Those who are intermittent fasting (a set eating window and fasting outside of this eating window) can keep a similar protein intake to those who aren’t fasting by spreading their daily protein intake evenly across each meal.
A typical daily protein intake is 0.8 to 1 gram of protein per pound of bodyweight, so if you weigh 160lbs then you could consume between 128 to 160 grams of protein per day.
If you’re having 4 meals per day then you can aim to have 32 to 40 grams of protein per meal (including the meal that breaks your fast).
Those who are doing an extended fast (without eating windows) like a 3 or 5-day fast can also distribute their protein intake evenly between meals. However, they will require smaller, more frequent meals throughout the day.
These individuals will need 1 to 1.2 grams of protein per pound of bodyweight per day because they’ve likely already lost muscle mass from an extended period without food.
For example, if you weigh 160lbs, your protein target could be 192 grams of protein per day which can be split across 8 meals, each with 24 grams of protein.

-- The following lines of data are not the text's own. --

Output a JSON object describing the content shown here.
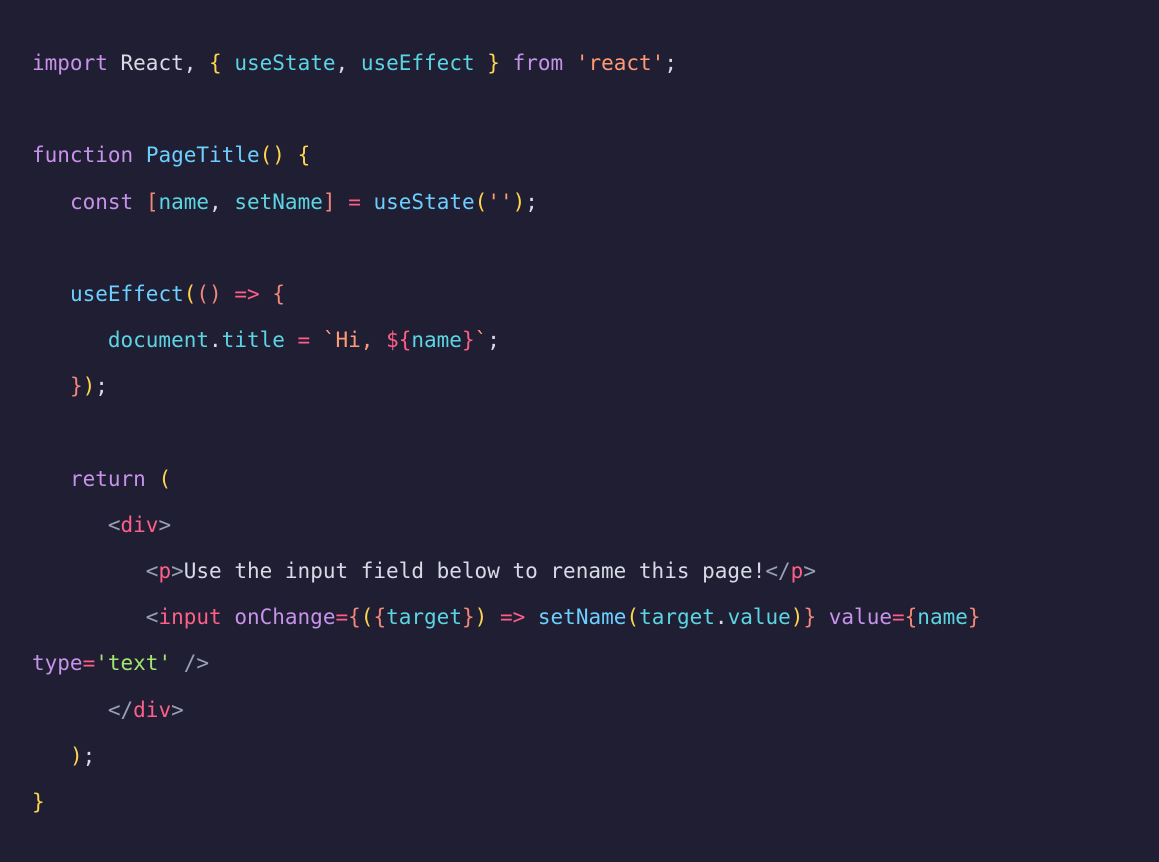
{
  "code": {
    "l1": {
      "import": "import",
      "react": "React",
      "comma": ",",
      "lbrace": "{",
      "useState": "useState",
      "comma2": ",",
      "useEffect": "useEffect",
      "rbrace": "}",
      "from": "from",
      "str": "'react'",
      "semi": ";"
    },
    "l3": {
      "function": "function",
      "name": "PageTitle",
      "parens": "()",
      "lbrace": "{"
    },
    "l4": {
      "const": "const",
      "lbr": "[",
      "name": "name",
      "comma": ",",
      "setName": "setName",
      "rbr": "]",
      "eq": "=",
      "useState": "useState",
      "lp": "(",
      "str": "''",
      "rp": ")",
      "semi": ";"
    },
    "l6": {
      "useEffect": "useEffect",
      "lp": "(",
      "lp2": "(",
      "rp2": ")",
      "arrow": "=>",
      "lbrace": "{"
    },
    "l7": {
      "document": "document",
      "dot": ".",
      "title": "title",
      "eq": "=",
      "tpl_open": "`Hi, ",
      "interp_open": "${",
      "name": "name",
      "interp_close": "}",
      "tpl_close": "`",
      "semi": ";"
    },
    "l8": {
      "rbrace": "}",
      "rp": ")",
      "semi": ";"
    },
    "l10": {
      "return": "return",
      "lp": "("
    },
    "l11": {
      "lt": "<",
      "tag": "div",
      "gt": ">"
    },
    "l12": {
      "lt": "<",
      "tag": "p",
      "gt": ">",
      "text": "Use the input field below to rename this page!",
      "lt2": "</",
      "tag2": "p",
      "gt2": ">"
    },
    "l13": {
      "lt": "<",
      "tag": "input",
      "onChange": "onChange",
      "eq": "=",
      "lbrace": "{",
      "lp": "(",
      "lbrace2": "{",
      "target": "target",
      "rbrace2": "}",
      "rp": ")",
      "arrow": "=>",
      "setName": "setName",
      "lp2": "(",
      "target2": "target",
      "dot": ".",
      "value": "value",
      "rp2": ")",
      "rbrace": "}",
      "valueAttr": "value",
      "eq2": "=",
      "lbrace3": "{",
      "name": "name",
      "rbrace3": "}",
      "typeAttr": "type",
      "eq3": "=",
      "typeStr": "'text'",
      "close": "/>"
    },
    "l14": {
      "lt": "</",
      "tag": "div",
      "gt": ">"
    },
    "l15": {
      "rp": ")",
      "semi": ";"
    },
    "l16": {
      "rbrace": "}"
    }
  }
}
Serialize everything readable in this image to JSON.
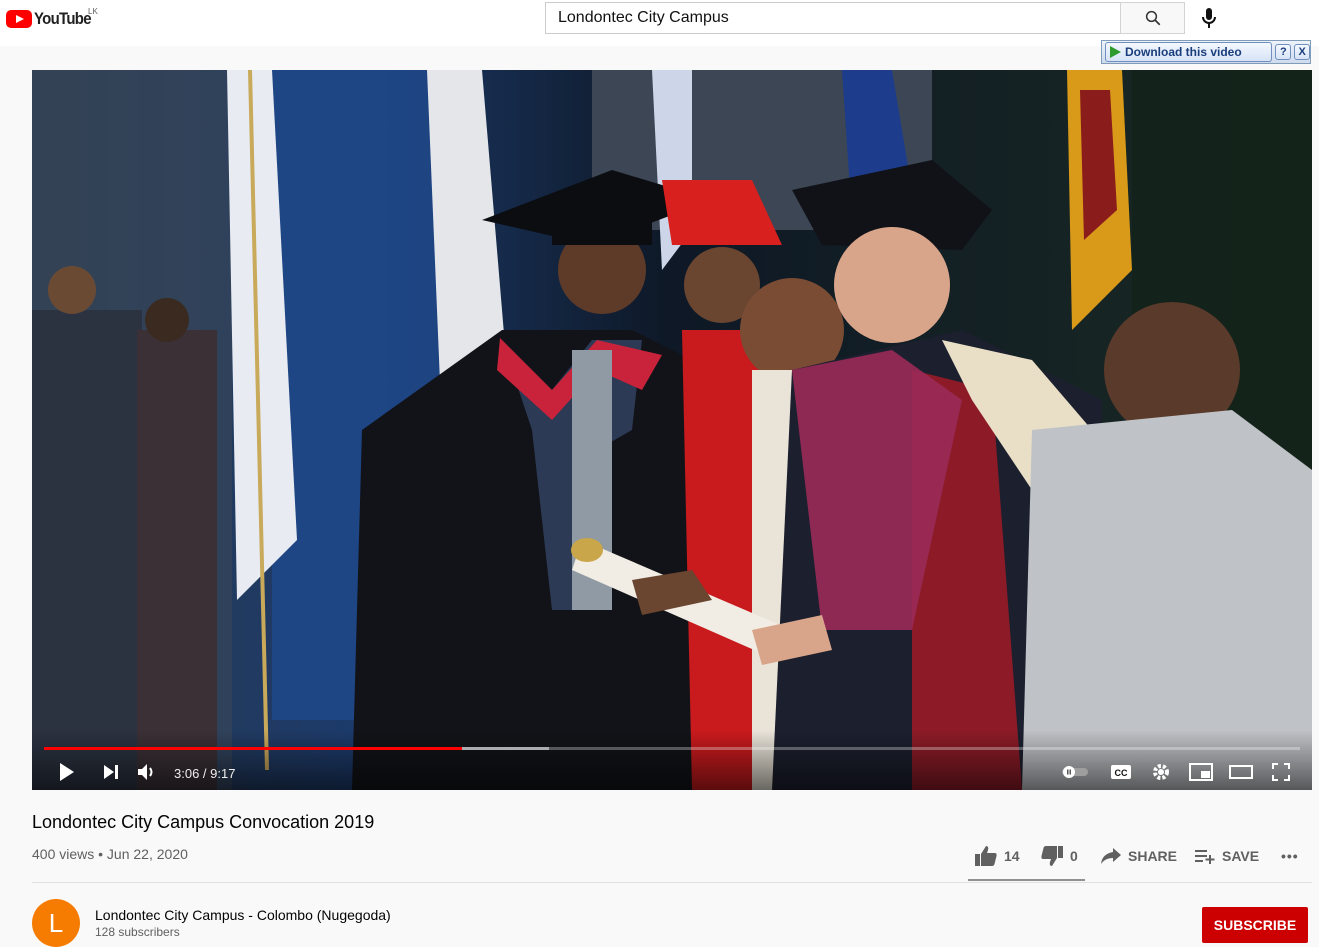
{
  "header": {
    "logo_text": "YouTube",
    "logo_region": "LK",
    "search_value": "Londontec City Campus",
    "search_icon": "search-icon",
    "mic_icon": "mic-icon"
  },
  "download_bar": {
    "label": "Download this video",
    "help": "?",
    "close": "X"
  },
  "player": {
    "time": "3:06 / 9:17",
    "progress_played_fraction": 0.333,
    "progress_loaded_fraction": 0.402,
    "icons": [
      "play-icon",
      "next-icon",
      "volume-icon",
      "autoplay-toggle-icon",
      "cc-icon",
      "settings-icon",
      "miniplayer-icon",
      "theater-icon",
      "fullscreen-icon"
    ],
    "cc_label": "CC"
  },
  "video": {
    "title": "Londontec City Campus Convocation 2019",
    "meta": "400 views • Jun 22, 2020"
  },
  "actions": {
    "likes": "14",
    "dislikes": "0",
    "share": "SHARE",
    "save": "SAVE",
    "more": "•••"
  },
  "channel": {
    "avatar_letter": "L",
    "name": "Londontec City Campus - Colombo (Nugegoda)",
    "subscribers": "128 subscribers",
    "subscribe_label": "SUBSCRIBE"
  },
  "colors": {
    "brand_red": "#ff0000",
    "subscribe_red": "#cc0000",
    "avatar_orange": "#f57c00"
  }
}
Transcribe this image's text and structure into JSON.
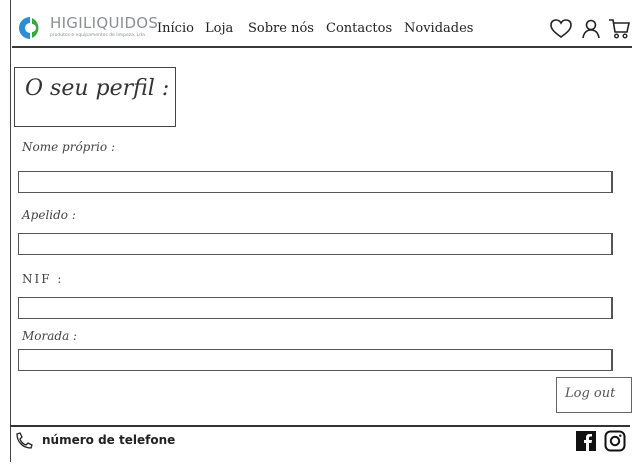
{
  "header": {
    "logo_name": "HIGILIQUIDOS",
    "logo_tagline": "produtos e equipamentos de limpeza, Lda",
    "nav": [
      "Início",
      "Loja",
      "Sobre nós",
      "Contactos",
      "Novidades"
    ],
    "icons": [
      "heart-icon",
      "user-icon",
      "cart-icon"
    ],
    "brand_colors": {
      "green": "#3aa842",
      "blue": "#2a8fd6"
    }
  },
  "profile": {
    "title": "O seu perfil :",
    "fields": [
      {
        "label": "Nome próprio :",
        "value": ""
      },
      {
        "label": "Apelido :",
        "value": ""
      },
      {
        "label": "NIF :",
        "value": ""
      },
      {
        "label": "Morada :",
        "value": ""
      }
    ],
    "logout_label": "Log out"
  },
  "footer": {
    "phone_text": "número de telefone",
    "social": [
      "facebook-icon",
      "instagram-icon"
    ]
  }
}
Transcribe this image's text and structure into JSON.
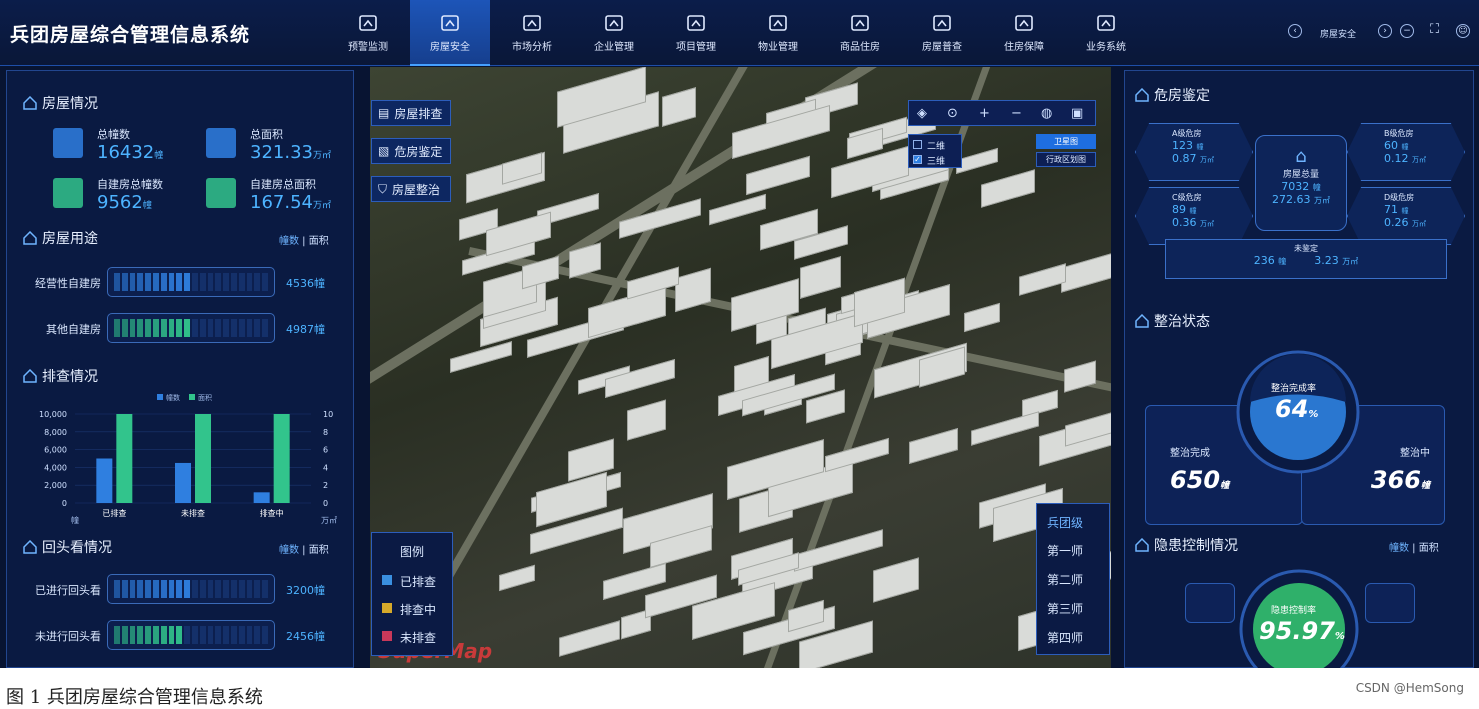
{
  "app_title": "兵团房屋综合管理信息系统",
  "nav": [
    {
      "label": "预警监测",
      "icon": "chart-icon"
    },
    {
      "label": "房屋安全",
      "icon": "house-shield-icon",
      "active": true
    },
    {
      "label": "市场分析",
      "icon": "market-icon"
    },
    {
      "label": "企业管理",
      "icon": "layers-icon"
    },
    {
      "label": "项目管理",
      "icon": "document-icon"
    },
    {
      "label": "物业管理",
      "icon": "tools-icon"
    },
    {
      "label": "商品住房",
      "icon": "home-icon"
    },
    {
      "label": "房屋普查",
      "icon": "house-search-icon"
    },
    {
      "label": "住房保障",
      "icon": "guarantee-icon"
    },
    {
      "label": "业务系统",
      "icon": "briefcase-icon"
    }
  ],
  "top_controls": {
    "current_label": "房屋安全"
  },
  "left": {
    "house_info": {
      "title": "房屋情况",
      "stats": [
        {
          "label": "总幢数",
          "value": "16432",
          "unit": "幢"
        },
        {
          "label": "总面积",
          "value": "321.33",
          "unit": "万㎡"
        },
        {
          "label": "自建房总幢数",
          "value": "9562",
          "unit": "幢"
        },
        {
          "label": "自建房总面积",
          "value": "167.54",
          "unit": "万㎡"
        }
      ]
    },
    "usage": {
      "title": "房屋用途",
      "toggle_a": "幢数",
      "toggle_b": "面积",
      "rows": [
        {
          "label": "经营性自建房",
          "value": "4536幢",
          "fill": 0.48,
          "color": "#2f7fe0"
        },
        {
          "label": "其他自建房",
          "value": "4987幢",
          "fill": 0.52,
          "color": "#32c48c"
        }
      ]
    },
    "survey": {
      "title": "排查情况",
      "legend_a": "幢数",
      "legend_b": "面积"
    },
    "revisit": {
      "title": "回头看情况",
      "toggle_a": "幢数",
      "toggle_b": "面积",
      "rows": [
        {
          "label": "已进行回头看",
          "value": "3200幢",
          "fill": 0.5,
          "color": "#2f7fe0"
        },
        {
          "label": "未进行回头看",
          "value": "2456幢",
          "fill": 0.43,
          "color": "#32c48c"
        }
      ]
    }
  },
  "chart_data": {
    "type": "bar",
    "categories": [
      "已排查",
      "未排查",
      "排查中"
    ],
    "series": [
      {
        "name": "幢数",
        "values": [
          5000,
          4500,
          1200
        ],
        "color": "#2f7fe0"
      },
      {
        "name": "面积",
        "values": [
          10,
          10,
          10
        ],
        "color": "#32c48c"
      }
    ],
    "ylim": [
      0,
      10000
    ],
    "y2lim": [
      0,
      10
    ],
    "yticks": [
      "10,000",
      "8,000",
      "6,000",
      "4,000",
      "2,000",
      "0"
    ],
    "y2ticks": [
      "10",
      "8",
      "6",
      "4",
      "2",
      "0"
    ],
    "ylabel": "幢",
    "y2label": "万㎡"
  },
  "map": {
    "side_buttons": [
      "房屋排查",
      "危房鉴定",
      "房屋整治"
    ],
    "layers": [
      "二维",
      "三维"
    ],
    "map_types": [
      "卫星图",
      "行政区划图"
    ],
    "legend_title": "图例",
    "legend": [
      {
        "label": "已排查",
        "color": "#3a8fe0"
      },
      {
        "label": "排查中",
        "color": "#d6a92a"
      },
      {
        "label": "未排查",
        "color": "#c8385a"
      }
    ],
    "division_title": "兵团级",
    "divisions": [
      "第一师",
      "第二师",
      "第三师",
      "第四师"
    ],
    "watermark": "SuperMap"
  },
  "right": {
    "danger": {
      "title": "危房鉴定",
      "center_label": "房屋总量",
      "center_count": "7032",
      "center_area": "272.63",
      "grades": [
        {
          "label": "A级危房",
          "count": "123",
          "area": "0.87"
        },
        {
          "label": "B级危房",
          "count": "60",
          "area": "0.12"
        },
        {
          "label": "C级危房",
          "count": "89",
          "area": "0.36"
        },
        {
          "label": "D级危房",
          "count": "71",
          "area": "0.26"
        }
      ],
      "unassessed_label": "未鉴定",
      "unassessed_count": "236",
      "unassessed_area": "3.23",
      "unit_count": "幢",
      "unit_area": "万㎡"
    },
    "rectify": {
      "title": "整治状态",
      "rate_label": "整治完成率",
      "rate": "64",
      "done_label": "整治完成",
      "done": "650",
      "doing_label": "整治中",
      "doing": "366",
      "unit": "幢"
    },
    "hazard": {
      "title": "隐患控制情况",
      "toggle_a": "幢数",
      "toggle_b": "面积",
      "rate_label": "隐患控制率",
      "rate": "95.97"
    }
  },
  "caption": "图 1 兵团房屋综合管理信息系统",
  "credit": "CSDN @HemSong"
}
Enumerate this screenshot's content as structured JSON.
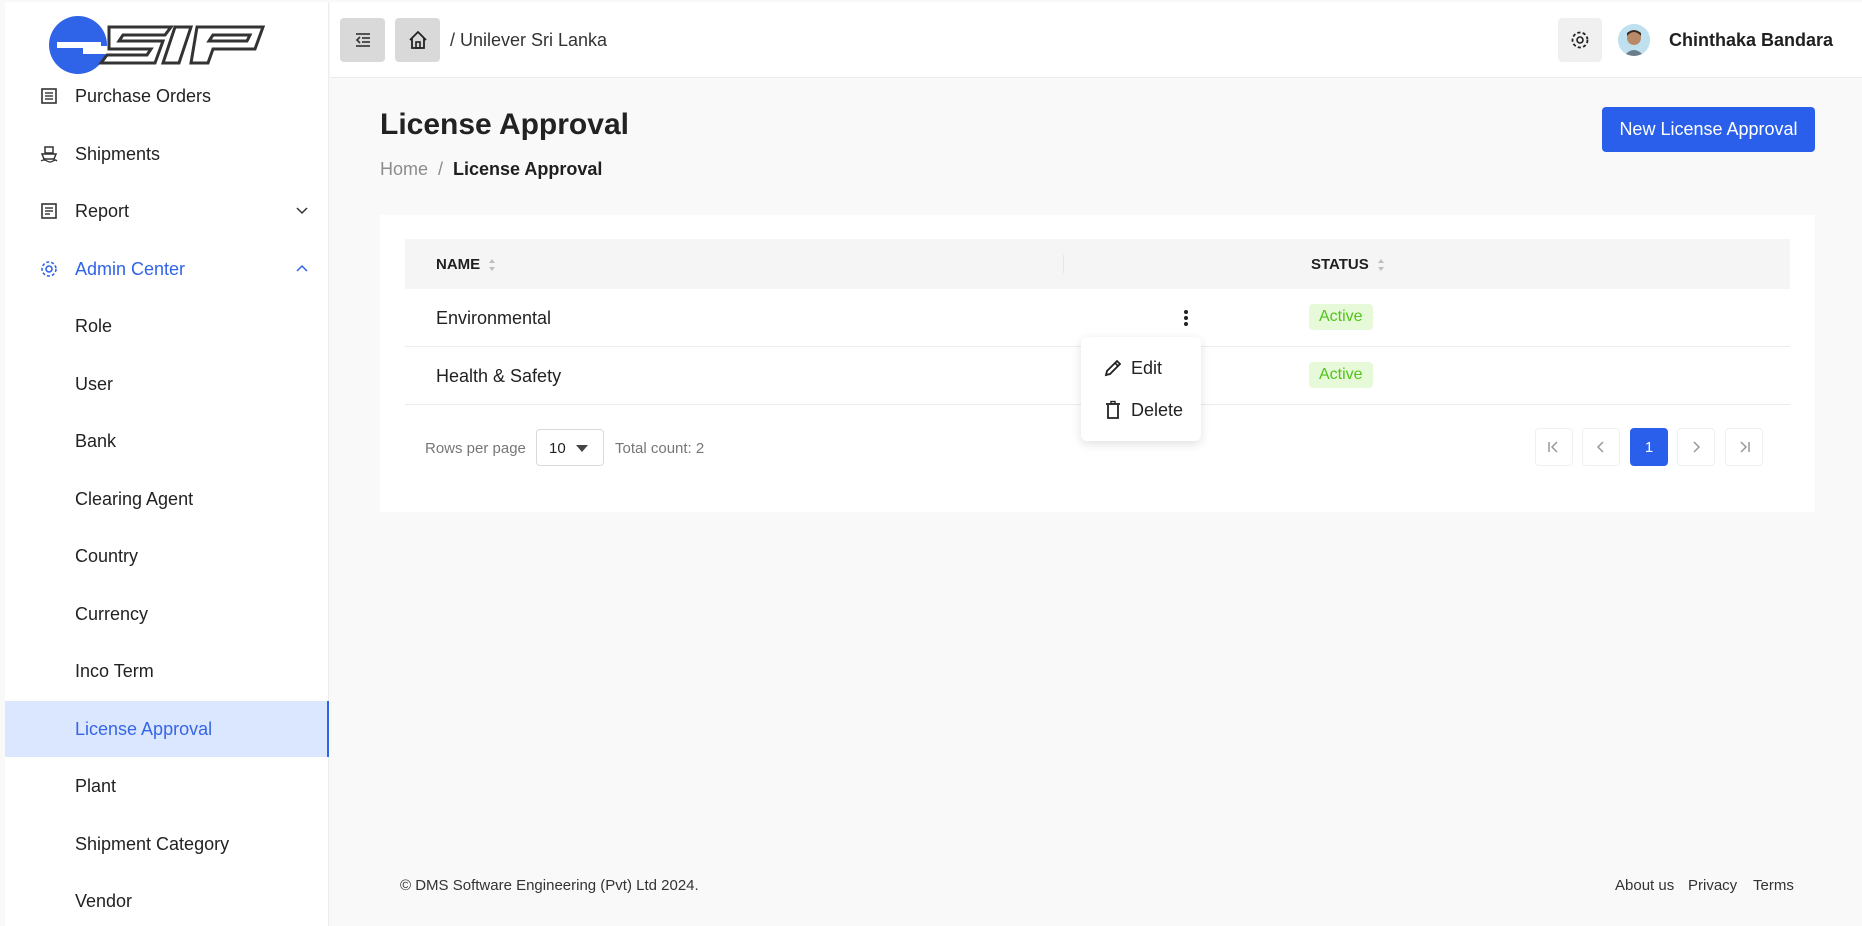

Additionally, any food consumed within the first 48 hours after fasting should be liquid calories because solid food will be too hard to digest. Therefore choosing a protein shake for your protein source is the best option when breaking a longer fast.
Other Criteria To Consider When Breaking A Fast?
Other considerations when breaking a longer fast (>24hrs) are:
- Replenishing Electrolytes. Replenish your electrolytes (specifically, magnesium, potassium, and phosphorus) as soon as possible to prevent them from dropping to dangerously low levels when you break your fast.
- Avoiding Alcohol and Processed Foods. Steer clear of alcohol and processed foods that are high in sugar and sodium for at least 72 hours after breaking your fast to encourage adequate hydration and electrolyte replenishment.
- Keeping Calorie Intake Low For 24 to 48 Hours. Limit your calorie intake to 50% of your normal intake for 1 to 2 days to give your digestive system time to properly prepare to digest food again. This will drastically reduce your chances of digestive discomfort.
- Choosing Liquids Over Solids For 48 Hours. To help your digestive system adapt more easily to the incoming calories, start with a liquid diet for the first 48 hours. Liquids are much easier to digest than solid foods.
Protein Shake Recipe For Breaking A Fast
In addition to this protein shake, I recommend taking an electrolyte supplement like this one to help replenish your electrolytes following an extended fast. If you’re someone who is only intermittent fasting, then this isn’t required.
The following protein shake recipe is tailored to someone who weighs 160, is eating 6 meals per day, and has been fasting for more than 24 hours.
To make this protein shake recipe specific to your needs you can adjust the amount of protein in this shake based on your bodyweight and how many meals you plan to eat per day.
Peanut Butter & Jelly Inspired Protein Shake
- 1 scoop of vanilla whey protein powder
- 1 cup of almond milk
- 1 tbsp of peanut butter
- 1 cup of frozen mixed berries
- Optional: 1 tsp of sugar-free jam
Add all ingredients to a blender. Blend until all liquids are well-combined.
329 calories, 30 grams of protein, 13 grams of fat, and 23 grams of carbs (without jam).
Best Protein To Break A Fast With
I recommend using Transparent Lab’s Grass-Fed Whey Protein Isolate powder to break your fast because it absorbs quickly, it has one of the highest percentages of protein per scoop that I’ve seen (meaning it’s not full of fillers), and it is sweetened with stevia instead of artificial sweeteners.
This whey protein is a great option for those who find that they’re sensitive to other whey protein powders because it has high-quality ingredients, it is free of artificial colors and flavors, and it is virtually lactose-free.
About The Author
Amanda Parker is an author, nutrition coach, and Certified Naturopath. She works with bodybuilders, Olympic weightlifters, and powerlifters to increase performance through nutrition and lifestyle coaching.